WHAT IS EXPECTED: List all lines of the data containing the word "access".
[PROVIDED DATA — start]
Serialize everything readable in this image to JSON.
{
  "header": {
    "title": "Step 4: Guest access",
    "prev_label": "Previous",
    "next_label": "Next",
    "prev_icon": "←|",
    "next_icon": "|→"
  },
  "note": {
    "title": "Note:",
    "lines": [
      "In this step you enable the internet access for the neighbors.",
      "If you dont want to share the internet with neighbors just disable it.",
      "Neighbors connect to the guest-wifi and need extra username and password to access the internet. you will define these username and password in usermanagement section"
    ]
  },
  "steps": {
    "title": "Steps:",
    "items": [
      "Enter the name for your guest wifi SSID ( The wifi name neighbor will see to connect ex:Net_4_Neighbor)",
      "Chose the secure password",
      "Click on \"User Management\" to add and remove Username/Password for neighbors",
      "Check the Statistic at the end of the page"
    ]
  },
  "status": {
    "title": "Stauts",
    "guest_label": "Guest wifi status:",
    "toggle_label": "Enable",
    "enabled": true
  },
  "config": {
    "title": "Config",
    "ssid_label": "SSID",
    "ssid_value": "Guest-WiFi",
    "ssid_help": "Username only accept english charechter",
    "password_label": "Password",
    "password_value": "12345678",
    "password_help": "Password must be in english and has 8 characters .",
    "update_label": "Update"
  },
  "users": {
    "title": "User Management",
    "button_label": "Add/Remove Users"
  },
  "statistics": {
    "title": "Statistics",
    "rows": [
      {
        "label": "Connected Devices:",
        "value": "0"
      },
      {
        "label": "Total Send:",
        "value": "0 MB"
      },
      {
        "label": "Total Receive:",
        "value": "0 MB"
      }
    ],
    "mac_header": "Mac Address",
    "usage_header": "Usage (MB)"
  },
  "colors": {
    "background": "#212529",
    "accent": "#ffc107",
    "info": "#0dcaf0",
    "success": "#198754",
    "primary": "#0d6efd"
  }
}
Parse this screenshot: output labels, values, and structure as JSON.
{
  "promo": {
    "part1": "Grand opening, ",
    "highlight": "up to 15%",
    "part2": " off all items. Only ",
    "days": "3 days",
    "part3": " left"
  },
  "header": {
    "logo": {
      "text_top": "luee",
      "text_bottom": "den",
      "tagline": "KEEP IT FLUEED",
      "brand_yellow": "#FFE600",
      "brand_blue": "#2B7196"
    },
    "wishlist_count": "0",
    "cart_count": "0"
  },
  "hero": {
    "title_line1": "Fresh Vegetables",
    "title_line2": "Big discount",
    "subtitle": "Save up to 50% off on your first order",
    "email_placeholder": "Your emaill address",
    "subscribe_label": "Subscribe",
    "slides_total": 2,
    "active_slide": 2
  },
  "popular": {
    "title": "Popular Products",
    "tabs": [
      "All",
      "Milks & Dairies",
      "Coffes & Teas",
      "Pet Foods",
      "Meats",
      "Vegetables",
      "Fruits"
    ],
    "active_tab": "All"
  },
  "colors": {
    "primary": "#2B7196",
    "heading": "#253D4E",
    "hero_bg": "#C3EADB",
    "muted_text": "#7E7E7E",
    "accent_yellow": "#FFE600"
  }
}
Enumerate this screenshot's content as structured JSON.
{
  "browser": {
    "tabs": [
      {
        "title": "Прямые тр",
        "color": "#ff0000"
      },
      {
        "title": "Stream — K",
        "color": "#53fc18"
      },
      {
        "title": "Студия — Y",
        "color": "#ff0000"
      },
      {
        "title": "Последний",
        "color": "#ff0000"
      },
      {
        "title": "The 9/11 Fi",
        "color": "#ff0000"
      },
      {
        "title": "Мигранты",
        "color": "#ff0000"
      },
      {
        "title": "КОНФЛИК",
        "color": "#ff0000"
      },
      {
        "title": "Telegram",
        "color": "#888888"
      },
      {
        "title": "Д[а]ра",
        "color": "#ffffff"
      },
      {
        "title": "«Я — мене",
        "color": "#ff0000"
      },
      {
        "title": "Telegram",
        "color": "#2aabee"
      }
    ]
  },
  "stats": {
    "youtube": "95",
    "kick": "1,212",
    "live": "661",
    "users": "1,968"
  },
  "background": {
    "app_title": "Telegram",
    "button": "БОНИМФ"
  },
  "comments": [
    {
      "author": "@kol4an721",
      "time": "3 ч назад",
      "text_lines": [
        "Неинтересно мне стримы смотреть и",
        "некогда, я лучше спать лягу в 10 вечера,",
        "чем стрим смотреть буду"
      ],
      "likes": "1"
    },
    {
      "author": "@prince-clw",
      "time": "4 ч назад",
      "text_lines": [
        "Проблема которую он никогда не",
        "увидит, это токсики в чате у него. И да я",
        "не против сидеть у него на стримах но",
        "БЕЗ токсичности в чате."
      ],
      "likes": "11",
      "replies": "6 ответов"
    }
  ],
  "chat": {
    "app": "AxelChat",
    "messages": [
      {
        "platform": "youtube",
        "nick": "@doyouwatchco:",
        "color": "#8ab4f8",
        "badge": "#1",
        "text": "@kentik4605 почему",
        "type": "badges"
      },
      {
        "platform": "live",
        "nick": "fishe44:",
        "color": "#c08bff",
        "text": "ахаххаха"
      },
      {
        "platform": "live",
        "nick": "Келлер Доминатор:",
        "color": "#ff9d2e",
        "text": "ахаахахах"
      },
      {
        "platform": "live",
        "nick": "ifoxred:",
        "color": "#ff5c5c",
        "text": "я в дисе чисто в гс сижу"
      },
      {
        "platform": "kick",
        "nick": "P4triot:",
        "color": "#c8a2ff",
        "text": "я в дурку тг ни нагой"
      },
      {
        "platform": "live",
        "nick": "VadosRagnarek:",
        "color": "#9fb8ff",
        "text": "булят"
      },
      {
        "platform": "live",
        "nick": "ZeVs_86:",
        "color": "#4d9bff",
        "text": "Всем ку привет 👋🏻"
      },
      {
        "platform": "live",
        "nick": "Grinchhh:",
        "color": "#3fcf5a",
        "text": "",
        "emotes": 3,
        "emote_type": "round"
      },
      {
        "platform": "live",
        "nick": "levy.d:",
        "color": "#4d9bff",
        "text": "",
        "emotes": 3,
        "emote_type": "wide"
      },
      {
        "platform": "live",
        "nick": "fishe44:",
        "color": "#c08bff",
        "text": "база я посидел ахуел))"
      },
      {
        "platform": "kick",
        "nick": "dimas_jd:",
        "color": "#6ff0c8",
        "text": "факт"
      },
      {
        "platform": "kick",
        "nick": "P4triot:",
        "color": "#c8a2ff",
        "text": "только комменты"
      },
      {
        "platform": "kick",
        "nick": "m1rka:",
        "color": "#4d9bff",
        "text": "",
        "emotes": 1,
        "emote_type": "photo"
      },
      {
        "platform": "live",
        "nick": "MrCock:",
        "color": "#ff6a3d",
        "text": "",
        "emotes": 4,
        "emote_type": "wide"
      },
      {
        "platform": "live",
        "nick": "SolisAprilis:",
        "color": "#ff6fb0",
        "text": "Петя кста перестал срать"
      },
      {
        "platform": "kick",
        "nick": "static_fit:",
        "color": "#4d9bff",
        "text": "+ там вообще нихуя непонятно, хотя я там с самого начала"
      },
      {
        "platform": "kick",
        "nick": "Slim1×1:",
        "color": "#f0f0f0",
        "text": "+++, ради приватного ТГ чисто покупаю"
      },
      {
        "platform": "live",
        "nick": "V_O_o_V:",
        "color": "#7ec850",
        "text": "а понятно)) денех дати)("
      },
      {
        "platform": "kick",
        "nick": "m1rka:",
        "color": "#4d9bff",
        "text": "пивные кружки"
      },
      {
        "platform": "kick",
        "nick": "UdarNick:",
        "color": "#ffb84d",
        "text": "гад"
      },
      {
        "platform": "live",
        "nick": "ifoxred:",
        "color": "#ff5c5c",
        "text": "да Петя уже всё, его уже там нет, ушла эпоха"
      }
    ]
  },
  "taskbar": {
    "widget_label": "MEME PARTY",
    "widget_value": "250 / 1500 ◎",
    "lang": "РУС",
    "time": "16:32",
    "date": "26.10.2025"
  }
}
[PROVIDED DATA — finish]
ANSWER SECTION:
    "title": "Step 4: Guest access",
      "In this step you enable the internet access for the neighbors.",
      "Neighbors connect to the guest-wifi and need extra username and password to access the internet. you will define these username and password in usermanagement section"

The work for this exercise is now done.